Ordinary worker would need 212 years to earn what CRH CEO did last year

Ictu report shows 13 CEOs were paid more than 50 times ordinary salary in 2018

An Irish Congress of Trade Unions  report estimates it would take an ordinary worker 212 years to earn the same as CRH chief executive  Albert Manifold  in 2018.

An Irish Congress of Trade Unions report estimates it would take an ordinary worker 212 years to earn the same as CRH chief executive Albert Manifold in 2018.

 

A new report drawn up by the Irish Congress of Trade Unions (Ictu) estimates it would take an ordinary worker 212 years to earn what the chief executive of building materials company CRH, Albert Manifold, took home in 2018.

Trade unions have called for new rules to tackle remuneration of top executives in Irish companies, which they maintain is significantly outstripping pay for employees.

The Ictu assessment looked at accounts filed by 26 companies – 20 of whom were lists on the Irish Stock Exchange and six Irish-based companies listed in London.

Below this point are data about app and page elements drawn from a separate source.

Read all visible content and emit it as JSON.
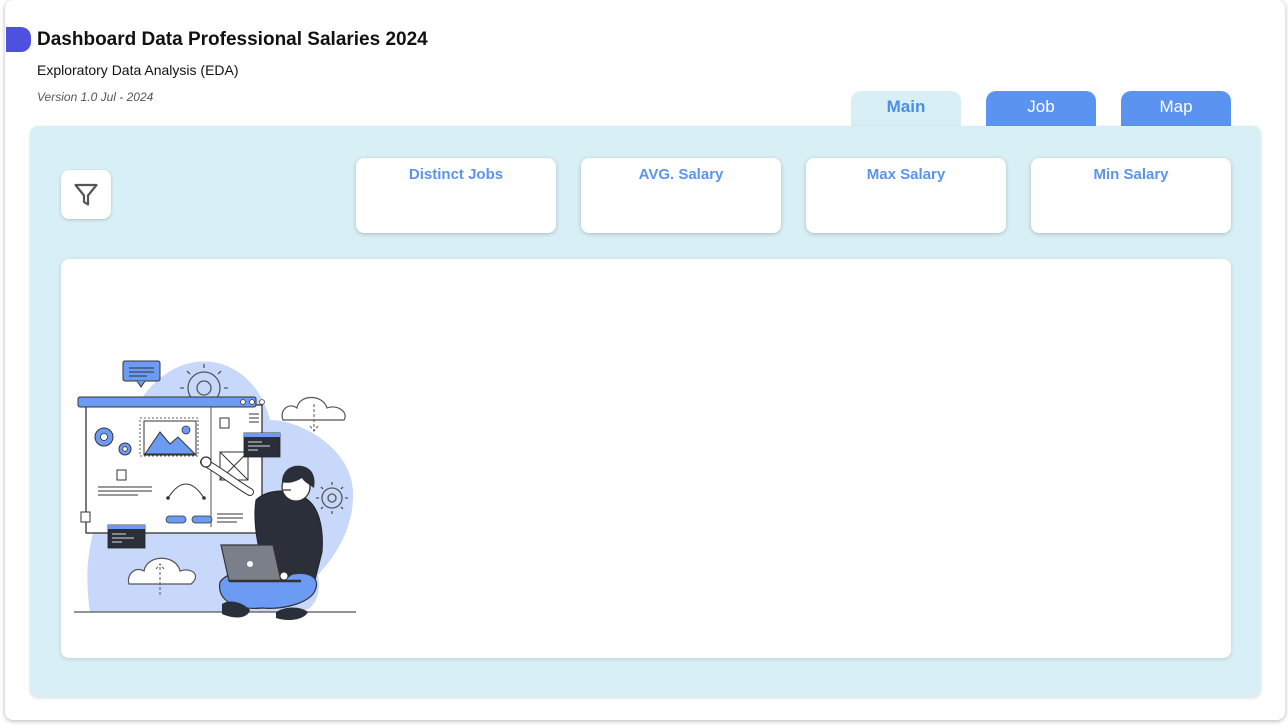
{
  "header": {
    "title": "Dashboard Data Professional Salaries 2024",
    "subtitle": "Exploratory Data Analysis (EDA)",
    "version": "Version 1.0 Jul - 2024"
  },
  "tabs": [
    {
      "label": "Main",
      "active": true
    },
    {
      "label": "Job",
      "active": false
    },
    {
      "label": "Map",
      "active": false
    }
  ],
  "kpi_cards": [
    {
      "label": "Distinct Jobs"
    },
    {
      "label": "AVG. Salary"
    },
    {
      "label": "Max Salary"
    },
    {
      "label": "Min Salary"
    }
  ],
  "filter": {
    "icon": "filter-icon"
  },
  "illustration": {
    "icon": "person-with-laptop-illustration"
  },
  "colors": {
    "accent": "#4f4fe0",
    "tab_blue": "#5b94f0",
    "active_tab_text": "#4a8ee8",
    "panel_background": "#d8f0f5",
    "illustration_blue": "#6b9bf2",
    "illustration_blob": "#c8d8fa"
  }
}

Ictu said its analysis showed “that total annual CEO remuneration increased in 11 companies, ranging from 9 per cent in Permanent TSB to a 99 per cent increase in Smurfit Kappa”.

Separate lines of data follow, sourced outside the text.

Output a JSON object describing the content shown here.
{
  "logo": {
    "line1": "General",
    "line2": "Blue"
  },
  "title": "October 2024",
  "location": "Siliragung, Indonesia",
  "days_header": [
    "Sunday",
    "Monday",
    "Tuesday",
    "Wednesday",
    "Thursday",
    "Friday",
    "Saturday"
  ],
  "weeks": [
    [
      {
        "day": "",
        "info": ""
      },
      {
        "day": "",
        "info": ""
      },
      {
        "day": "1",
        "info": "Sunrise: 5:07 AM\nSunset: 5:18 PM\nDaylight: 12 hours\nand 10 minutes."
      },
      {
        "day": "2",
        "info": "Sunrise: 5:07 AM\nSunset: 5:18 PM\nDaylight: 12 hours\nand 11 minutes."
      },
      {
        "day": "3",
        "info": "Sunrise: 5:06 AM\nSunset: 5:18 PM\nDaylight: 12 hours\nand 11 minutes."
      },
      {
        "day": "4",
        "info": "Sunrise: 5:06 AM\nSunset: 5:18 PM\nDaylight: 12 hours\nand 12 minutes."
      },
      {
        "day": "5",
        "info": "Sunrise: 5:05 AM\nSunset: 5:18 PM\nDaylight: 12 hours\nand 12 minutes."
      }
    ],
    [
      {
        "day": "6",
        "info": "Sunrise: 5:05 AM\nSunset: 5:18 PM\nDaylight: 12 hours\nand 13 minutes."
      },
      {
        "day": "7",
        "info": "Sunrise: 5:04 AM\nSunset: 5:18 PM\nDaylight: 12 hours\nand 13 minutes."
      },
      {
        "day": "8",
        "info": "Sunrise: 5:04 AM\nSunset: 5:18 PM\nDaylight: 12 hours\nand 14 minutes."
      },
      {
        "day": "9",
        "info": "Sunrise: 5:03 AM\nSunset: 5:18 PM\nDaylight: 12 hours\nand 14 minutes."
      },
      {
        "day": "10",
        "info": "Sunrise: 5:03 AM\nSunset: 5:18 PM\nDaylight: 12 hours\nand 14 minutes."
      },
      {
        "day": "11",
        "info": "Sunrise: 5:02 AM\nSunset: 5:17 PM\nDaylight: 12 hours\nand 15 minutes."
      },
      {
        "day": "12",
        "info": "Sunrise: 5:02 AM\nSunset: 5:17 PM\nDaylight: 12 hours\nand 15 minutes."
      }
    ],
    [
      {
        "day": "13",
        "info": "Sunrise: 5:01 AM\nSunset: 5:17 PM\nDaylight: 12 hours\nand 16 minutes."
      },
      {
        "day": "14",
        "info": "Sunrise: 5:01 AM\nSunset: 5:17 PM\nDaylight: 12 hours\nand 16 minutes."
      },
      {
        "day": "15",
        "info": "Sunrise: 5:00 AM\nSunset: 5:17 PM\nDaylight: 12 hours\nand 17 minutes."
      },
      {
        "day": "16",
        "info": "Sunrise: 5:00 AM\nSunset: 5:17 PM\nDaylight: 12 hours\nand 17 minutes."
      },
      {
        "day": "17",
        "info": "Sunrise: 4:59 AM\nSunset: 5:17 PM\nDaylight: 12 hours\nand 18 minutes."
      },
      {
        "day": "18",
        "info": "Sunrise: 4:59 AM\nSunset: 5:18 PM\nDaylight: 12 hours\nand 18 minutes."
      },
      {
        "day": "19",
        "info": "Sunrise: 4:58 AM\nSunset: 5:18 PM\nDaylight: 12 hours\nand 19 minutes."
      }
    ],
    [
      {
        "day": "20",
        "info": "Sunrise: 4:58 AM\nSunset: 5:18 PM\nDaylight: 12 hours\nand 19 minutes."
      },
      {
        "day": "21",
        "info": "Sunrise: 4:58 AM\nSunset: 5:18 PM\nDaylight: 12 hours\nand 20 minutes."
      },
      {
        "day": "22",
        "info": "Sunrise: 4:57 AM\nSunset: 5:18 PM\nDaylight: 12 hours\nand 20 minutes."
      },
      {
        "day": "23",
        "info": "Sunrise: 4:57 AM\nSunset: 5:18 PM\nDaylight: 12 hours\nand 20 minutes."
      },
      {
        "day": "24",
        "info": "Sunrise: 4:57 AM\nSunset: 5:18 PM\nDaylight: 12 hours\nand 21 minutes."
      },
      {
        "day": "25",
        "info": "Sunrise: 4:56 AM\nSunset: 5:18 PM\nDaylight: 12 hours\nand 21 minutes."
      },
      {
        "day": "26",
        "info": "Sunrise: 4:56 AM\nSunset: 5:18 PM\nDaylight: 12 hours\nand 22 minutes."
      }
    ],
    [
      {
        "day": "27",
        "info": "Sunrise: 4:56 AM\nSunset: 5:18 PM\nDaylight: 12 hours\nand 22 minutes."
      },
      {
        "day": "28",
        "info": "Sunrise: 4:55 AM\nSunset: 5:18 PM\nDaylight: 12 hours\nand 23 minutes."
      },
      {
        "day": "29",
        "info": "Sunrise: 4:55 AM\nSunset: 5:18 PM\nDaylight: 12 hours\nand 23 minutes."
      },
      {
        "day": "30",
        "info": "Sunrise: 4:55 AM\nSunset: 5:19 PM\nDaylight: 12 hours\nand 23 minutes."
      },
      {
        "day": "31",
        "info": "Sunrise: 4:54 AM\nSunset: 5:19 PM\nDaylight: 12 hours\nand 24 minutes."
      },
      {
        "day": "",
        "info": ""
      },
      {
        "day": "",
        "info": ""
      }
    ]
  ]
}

“Meanwhile, wages for the average full-time worker were up just 2.6 per cent on 2017,” the trade union movement umbrella body said.

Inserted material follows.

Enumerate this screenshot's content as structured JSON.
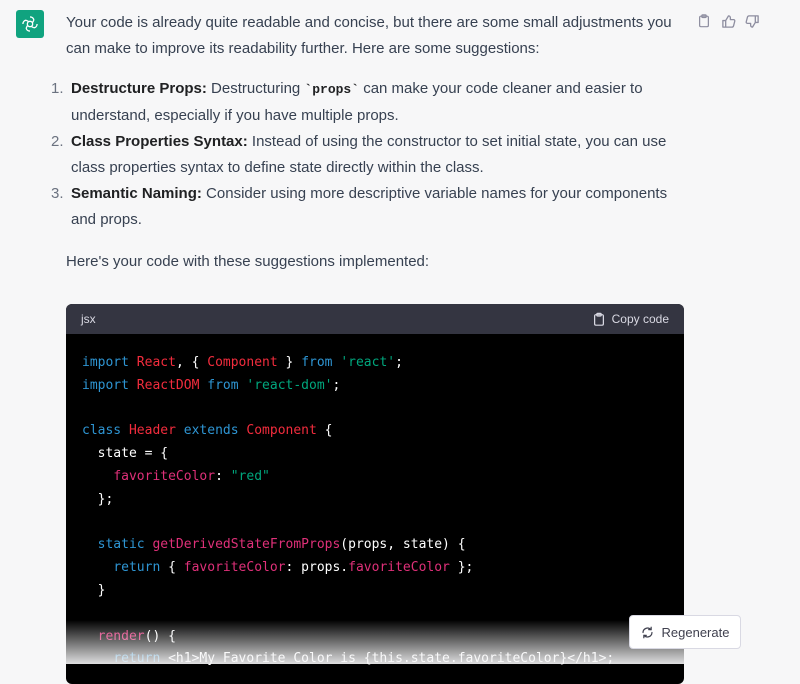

It said annual pay and benefits were close to or above €1 million for 22 of the 26 chief executives, “and as much as €8.2 million”.

The Ictu report said that 13 company chief executives were paid more than 50 times an ordinary worker’s salary in 2018.

“The highest CEO-to-worker pay ratios are in: CRH: 212 years; Smurfit Kappa: 87 years; Tullow Oil: 80 years; DCC: 75 years; ICG: 71 years; Kerry Group: 66 years; Glanbia: 60 years; Ryanair: 59 years; Grafton: 59 years; Aryzta 57 years, Paddy Power: 57 years; Kingspan: 51 years and UDG: 51 years.”

Telephone number salaries

Ictu researcher Eileen Sweeney, who has tracked the changes in the pay of each chief executive since 2015, said: “The building materials company, CRH continues to have the highest CEO-to-average-worker pay ratio, at 212-to-1.

“That is, it would take an ordinary worker 212 years to earn what the CRH boss took home in 2018.

“This is marginally narrower on the previous year as a result of a €296,000 reduction in the bonus paid to the chief executive to €2.04 million in 2018. However, a wide divide persists.”

Ictu general secretary Patricia King said: “The telephone number-like-salaries and the unjustifiable gap between the top and rest of the workforce needs to be urgently tackled. This is now recognised by the European Commission and the OECD – institutions not known to be natural bedfellows of trade unions.”

Ictu said that earlier this year, the European Commission had pointed out that market income inequality – income before taxes were deducted and social welfare top-ups were added – in Ireland is the highest in the EU28.

It said the OECD’s 2018 economic survey of Ireland also pointed out that income inequality and poverty in market income were high.

Wage inequality

Ictu social policy officer Dr Laura Bambrick said the new EU shareholder rights directive was due to have become Irish law by June of this year but that this has not yet happened,

She said this initiative represented a good first step in pay transparency and tackling wage inequality.

“The directive, for the first time, requires listed companies to explain how the pay of their employees were taken into account when determining the salaries for company bosses. “

“However, despite the efforts of Congress, as detailed in our report, Government refuses to grasp the opportunity the directive presents to include more ambitious provisions – such as legally obliging listed companies to make pay ratio disclosures” said Dr Bambrick.

“Publicly listed companies are required by stock market rules to publish certain information, including pay of their management team. Private companies are under no such obligation and their executives’ pay remains shrouded in secrecy. But, there is nothing to prevent a future government making such reporting a requirement of firms tendering for public contracts.”